• _What is needed_
Copy each line of the records that contains the word "JSON".

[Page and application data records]
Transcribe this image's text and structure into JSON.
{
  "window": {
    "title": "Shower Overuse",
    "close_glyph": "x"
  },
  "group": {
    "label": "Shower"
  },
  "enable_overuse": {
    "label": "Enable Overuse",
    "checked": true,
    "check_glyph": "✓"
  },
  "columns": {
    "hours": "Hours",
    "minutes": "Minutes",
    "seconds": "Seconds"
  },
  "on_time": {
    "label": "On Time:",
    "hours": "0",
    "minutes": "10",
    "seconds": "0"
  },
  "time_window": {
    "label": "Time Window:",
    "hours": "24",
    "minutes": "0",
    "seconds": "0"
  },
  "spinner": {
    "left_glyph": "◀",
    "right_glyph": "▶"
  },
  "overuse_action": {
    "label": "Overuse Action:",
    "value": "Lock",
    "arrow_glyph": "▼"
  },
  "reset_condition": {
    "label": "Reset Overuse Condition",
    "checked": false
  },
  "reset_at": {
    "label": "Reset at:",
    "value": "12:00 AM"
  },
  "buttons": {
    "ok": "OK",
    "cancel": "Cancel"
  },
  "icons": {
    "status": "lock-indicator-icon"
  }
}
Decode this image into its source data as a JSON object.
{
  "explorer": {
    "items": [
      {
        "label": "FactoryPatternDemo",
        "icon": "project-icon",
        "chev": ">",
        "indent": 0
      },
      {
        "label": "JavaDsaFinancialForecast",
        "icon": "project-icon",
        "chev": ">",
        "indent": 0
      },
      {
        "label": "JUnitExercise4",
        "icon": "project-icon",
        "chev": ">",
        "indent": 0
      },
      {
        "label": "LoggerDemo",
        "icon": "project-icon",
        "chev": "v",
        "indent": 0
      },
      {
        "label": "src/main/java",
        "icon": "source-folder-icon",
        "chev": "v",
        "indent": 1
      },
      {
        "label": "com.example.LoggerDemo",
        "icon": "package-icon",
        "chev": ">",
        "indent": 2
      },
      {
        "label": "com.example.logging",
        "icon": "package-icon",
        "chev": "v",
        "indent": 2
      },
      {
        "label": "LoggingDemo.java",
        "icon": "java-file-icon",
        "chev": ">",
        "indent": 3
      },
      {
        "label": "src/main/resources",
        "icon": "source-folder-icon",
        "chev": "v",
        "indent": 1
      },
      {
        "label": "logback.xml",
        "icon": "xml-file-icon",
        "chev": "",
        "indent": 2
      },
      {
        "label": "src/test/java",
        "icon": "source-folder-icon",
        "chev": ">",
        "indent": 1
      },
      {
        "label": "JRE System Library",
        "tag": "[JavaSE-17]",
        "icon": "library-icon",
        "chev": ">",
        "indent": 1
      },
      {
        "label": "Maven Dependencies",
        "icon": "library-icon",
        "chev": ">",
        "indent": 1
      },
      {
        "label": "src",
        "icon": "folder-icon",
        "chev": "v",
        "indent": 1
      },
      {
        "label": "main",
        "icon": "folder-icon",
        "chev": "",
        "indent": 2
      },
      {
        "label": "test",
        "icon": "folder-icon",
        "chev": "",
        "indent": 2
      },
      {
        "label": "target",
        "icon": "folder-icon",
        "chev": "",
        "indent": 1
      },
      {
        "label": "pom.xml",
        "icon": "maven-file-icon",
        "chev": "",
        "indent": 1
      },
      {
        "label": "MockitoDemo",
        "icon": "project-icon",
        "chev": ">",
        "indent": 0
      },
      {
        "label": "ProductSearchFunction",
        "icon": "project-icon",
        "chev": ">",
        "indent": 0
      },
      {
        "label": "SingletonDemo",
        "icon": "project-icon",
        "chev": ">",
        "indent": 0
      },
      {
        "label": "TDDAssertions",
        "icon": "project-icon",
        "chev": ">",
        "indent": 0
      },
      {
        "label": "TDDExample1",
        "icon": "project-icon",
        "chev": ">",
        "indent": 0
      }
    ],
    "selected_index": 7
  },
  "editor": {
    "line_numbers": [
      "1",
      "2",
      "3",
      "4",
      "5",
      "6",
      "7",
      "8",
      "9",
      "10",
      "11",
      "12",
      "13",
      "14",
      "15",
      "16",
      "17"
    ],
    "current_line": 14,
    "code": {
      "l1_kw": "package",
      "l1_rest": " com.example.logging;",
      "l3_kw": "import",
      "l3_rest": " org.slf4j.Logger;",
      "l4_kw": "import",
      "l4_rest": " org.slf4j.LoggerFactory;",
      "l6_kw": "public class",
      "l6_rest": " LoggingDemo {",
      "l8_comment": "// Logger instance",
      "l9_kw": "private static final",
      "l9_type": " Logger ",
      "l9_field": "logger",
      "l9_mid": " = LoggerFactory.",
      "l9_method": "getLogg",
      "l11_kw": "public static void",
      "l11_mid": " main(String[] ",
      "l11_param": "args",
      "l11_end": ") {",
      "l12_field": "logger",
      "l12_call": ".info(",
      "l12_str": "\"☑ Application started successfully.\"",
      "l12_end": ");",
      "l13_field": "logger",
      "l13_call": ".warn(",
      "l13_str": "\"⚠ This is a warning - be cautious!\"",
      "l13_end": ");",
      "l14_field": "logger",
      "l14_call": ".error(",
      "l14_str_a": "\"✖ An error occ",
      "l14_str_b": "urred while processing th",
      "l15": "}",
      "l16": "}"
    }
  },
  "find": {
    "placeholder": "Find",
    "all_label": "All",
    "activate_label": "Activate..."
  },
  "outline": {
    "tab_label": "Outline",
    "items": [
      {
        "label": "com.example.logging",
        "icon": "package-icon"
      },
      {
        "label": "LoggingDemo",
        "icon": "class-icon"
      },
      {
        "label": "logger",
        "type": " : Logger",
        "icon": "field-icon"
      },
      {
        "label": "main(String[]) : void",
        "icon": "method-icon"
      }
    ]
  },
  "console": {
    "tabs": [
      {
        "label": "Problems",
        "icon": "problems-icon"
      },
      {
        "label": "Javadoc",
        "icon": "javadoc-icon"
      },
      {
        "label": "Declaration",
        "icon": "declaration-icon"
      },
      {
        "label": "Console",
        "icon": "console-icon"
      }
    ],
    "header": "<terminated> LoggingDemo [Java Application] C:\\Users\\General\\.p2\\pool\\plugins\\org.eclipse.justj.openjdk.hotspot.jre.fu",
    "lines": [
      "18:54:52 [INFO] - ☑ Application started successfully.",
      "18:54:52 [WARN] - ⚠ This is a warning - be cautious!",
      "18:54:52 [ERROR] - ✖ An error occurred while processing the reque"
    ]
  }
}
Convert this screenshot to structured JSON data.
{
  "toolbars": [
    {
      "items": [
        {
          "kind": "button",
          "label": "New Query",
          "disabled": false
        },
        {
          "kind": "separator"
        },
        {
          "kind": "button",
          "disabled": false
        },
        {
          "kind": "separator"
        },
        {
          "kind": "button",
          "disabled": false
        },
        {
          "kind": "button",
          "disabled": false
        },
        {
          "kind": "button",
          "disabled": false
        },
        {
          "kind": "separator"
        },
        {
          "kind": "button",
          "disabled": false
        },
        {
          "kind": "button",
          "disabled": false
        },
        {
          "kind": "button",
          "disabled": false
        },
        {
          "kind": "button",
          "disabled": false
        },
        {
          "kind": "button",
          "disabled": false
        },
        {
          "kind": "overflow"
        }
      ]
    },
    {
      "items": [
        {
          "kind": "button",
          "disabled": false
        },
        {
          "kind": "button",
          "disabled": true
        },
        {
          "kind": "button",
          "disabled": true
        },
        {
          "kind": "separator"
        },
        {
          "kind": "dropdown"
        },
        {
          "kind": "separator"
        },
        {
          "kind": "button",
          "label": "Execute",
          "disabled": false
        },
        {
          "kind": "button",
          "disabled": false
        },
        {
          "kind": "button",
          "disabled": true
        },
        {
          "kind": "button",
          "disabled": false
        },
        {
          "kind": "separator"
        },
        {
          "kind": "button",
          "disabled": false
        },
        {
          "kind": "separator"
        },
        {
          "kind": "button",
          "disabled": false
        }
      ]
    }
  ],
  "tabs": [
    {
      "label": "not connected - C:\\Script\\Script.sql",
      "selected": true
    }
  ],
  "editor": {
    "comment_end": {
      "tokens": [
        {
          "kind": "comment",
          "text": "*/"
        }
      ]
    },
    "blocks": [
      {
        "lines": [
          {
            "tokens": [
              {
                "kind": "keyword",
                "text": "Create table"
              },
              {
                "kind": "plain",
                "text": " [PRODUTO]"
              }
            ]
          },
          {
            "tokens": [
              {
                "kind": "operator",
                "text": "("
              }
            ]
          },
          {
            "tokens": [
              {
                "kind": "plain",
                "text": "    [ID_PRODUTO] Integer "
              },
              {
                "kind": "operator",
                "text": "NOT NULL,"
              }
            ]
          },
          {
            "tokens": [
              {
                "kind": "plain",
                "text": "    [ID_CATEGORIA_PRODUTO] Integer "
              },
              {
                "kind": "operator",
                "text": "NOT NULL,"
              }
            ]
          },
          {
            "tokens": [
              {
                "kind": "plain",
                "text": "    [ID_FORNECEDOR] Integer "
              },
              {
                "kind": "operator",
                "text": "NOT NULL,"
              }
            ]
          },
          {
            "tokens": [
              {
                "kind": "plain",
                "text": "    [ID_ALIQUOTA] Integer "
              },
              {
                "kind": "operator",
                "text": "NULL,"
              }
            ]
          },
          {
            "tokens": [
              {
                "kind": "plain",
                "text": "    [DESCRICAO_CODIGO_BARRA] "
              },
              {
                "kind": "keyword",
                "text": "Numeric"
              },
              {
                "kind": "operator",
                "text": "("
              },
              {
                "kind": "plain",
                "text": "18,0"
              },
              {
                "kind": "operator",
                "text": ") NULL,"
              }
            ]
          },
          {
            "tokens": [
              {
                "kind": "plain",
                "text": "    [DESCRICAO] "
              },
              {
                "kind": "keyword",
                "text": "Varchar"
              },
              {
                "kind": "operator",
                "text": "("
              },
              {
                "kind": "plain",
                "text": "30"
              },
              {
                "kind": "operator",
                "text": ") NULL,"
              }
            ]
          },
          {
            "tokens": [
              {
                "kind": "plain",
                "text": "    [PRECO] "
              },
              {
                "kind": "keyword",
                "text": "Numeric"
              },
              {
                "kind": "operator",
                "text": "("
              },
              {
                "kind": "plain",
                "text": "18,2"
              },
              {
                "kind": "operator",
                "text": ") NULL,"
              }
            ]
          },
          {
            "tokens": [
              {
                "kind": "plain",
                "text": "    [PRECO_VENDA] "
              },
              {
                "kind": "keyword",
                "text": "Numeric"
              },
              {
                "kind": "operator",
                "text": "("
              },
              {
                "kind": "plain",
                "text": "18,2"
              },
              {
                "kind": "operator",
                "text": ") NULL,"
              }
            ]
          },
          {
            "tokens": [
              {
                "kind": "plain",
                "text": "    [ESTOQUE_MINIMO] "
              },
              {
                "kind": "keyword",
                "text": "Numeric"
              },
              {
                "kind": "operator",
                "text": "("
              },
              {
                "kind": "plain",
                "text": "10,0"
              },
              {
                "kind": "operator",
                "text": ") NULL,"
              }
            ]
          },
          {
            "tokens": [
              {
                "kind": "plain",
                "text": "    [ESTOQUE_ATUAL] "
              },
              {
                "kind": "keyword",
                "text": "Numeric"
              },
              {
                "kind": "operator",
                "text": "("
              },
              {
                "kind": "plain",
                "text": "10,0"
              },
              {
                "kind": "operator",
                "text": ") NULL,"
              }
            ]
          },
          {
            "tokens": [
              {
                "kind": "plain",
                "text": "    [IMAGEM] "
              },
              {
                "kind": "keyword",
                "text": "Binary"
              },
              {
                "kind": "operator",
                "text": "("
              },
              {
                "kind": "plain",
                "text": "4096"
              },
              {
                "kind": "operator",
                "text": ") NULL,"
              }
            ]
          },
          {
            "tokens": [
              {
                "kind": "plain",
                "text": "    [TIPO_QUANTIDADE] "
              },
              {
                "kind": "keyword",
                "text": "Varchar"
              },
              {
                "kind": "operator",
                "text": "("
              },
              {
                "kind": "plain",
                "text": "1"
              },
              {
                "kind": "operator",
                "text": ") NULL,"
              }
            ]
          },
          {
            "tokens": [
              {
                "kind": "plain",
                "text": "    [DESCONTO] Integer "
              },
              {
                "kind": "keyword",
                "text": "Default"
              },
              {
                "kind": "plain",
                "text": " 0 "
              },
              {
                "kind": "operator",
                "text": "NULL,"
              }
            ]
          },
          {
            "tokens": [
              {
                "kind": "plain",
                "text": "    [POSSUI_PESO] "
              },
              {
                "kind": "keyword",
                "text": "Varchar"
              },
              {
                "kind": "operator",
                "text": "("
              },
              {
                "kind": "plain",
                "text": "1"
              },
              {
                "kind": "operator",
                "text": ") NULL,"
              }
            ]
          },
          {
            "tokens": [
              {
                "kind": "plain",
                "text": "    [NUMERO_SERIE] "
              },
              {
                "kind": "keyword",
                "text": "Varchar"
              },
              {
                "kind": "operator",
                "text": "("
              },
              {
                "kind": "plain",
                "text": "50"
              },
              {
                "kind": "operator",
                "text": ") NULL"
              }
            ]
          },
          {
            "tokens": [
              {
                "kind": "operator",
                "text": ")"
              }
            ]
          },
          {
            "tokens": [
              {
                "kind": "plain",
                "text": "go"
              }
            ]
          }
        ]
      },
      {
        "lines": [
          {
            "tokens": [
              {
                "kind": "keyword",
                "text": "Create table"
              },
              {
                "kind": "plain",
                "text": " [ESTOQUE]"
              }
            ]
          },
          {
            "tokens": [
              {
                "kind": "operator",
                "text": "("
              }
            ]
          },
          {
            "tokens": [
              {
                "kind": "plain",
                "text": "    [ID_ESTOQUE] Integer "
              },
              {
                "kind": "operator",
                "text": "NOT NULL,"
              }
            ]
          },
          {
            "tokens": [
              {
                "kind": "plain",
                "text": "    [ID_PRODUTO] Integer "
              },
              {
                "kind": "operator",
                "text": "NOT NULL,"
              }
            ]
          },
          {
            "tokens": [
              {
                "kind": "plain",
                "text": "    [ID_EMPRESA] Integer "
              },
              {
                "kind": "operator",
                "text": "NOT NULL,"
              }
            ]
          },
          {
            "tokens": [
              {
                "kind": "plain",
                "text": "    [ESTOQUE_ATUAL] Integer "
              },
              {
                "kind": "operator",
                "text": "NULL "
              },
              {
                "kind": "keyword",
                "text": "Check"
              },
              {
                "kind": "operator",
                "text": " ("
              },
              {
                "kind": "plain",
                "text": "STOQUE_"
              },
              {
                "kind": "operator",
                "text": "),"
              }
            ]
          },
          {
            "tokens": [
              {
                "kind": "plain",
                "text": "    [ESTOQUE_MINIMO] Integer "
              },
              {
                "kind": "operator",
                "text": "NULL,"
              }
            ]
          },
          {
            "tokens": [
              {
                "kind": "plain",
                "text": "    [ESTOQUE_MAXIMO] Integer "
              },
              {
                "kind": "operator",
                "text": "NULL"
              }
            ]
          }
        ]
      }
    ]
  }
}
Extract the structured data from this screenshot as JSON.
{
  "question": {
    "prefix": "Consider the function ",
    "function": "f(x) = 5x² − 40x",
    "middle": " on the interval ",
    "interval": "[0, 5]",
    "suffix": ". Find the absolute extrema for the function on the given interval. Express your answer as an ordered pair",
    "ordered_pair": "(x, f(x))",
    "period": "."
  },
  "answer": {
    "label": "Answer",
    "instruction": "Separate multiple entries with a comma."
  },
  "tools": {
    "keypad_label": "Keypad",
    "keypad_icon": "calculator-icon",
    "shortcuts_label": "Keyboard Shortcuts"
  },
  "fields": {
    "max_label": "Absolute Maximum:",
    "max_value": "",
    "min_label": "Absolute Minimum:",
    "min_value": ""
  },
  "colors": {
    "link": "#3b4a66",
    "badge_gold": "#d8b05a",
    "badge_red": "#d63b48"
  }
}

• _Response box_
Transcribe this image's text and structure into JSON.
Decode this image into its source data as a JSON object.
Convert this screenshot to structured JSON data.
Extract the structured data from this screenshot as JSON.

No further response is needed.